→ **The problem**: Only the pictures are to be left out; write out the rest of the data exactly.

→ **Material for the task**:
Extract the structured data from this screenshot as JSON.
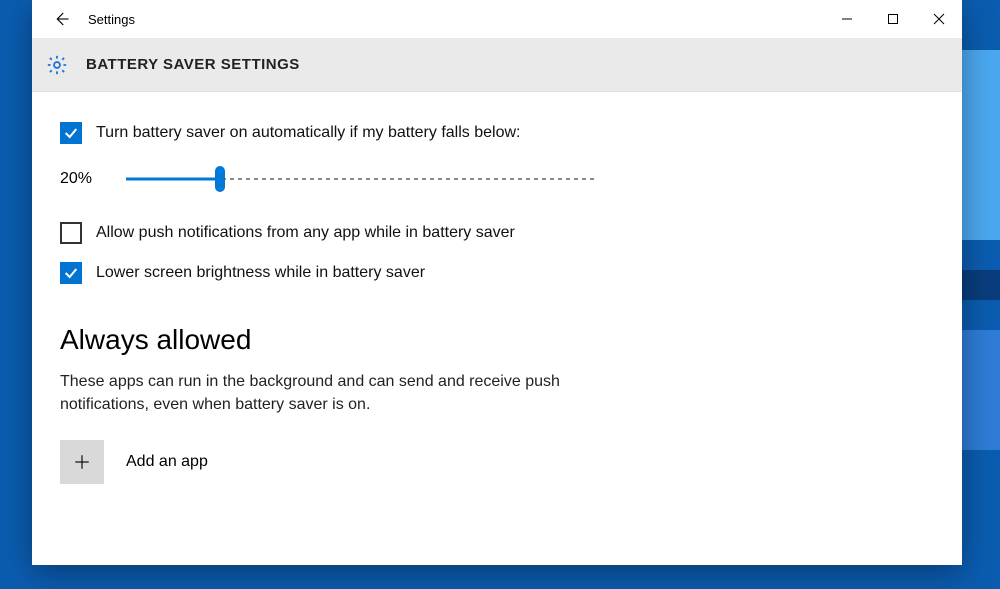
{
  "titlebar": {
    "app_name": "Settings"
  },
  "header": {
    "page_title": "BATTERY SAVER SETTINGS"
  },
  "settings": {
    "auto_on": {
      "checked": true,
      "label": "Turn battery saver on automatically if my battery falls below:"
    },
    "threshold": {
      "display": "20%",
      "percent": 20
    },
    "allow_push": {
      "checked": false,
      "label": "Allow push notifications from any app while in battery saver"
    },
    "lower_brightness": {
      "checked": true,
      "label": "Lower screen brightness while in battery saver"
    }
  },
  "always_allowed": {
    "heading": "Always allowed",
    "description": "These apps can run in the background and can send and receive push notifications, even when battery saver is on.",
    "add_label": "Add an app"
  },
  "colors": {
    "accent": "#0078d7"
  }
}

→ **Finished task**:
Extract the structured data from this screenshot as JSON.
{
  "titlebar": {
    "app_name": "Settings"
  },
  "header": {
    "page_title": "BATTERY SAVER SETTINGS"
  },
  "settings": {
    "auto_on": {
      "checked": true,
      "label": "Turn battery saver on automatically if my battery falls below:"
    },
    "threshold": {
      "display": "20%",
      "percent": 20
    },
    "allow_push": {
      "checked": false,
      "label": "Allow push notifications from any app while in battery saver"
    },
    "lower_brightness": {
      "checked": true,
      "label": "Lower screen brightness while in battery saver"
    }
  },
  "always_allowed": {
    "heading": "Always allowed",
    "description": "These apps can run in the background and can send and receive push notifications, even when battery saver is on.",
    "add_label": "Add an app"
  },
  "colors": {
    "accent": "#0078d7"
  }
}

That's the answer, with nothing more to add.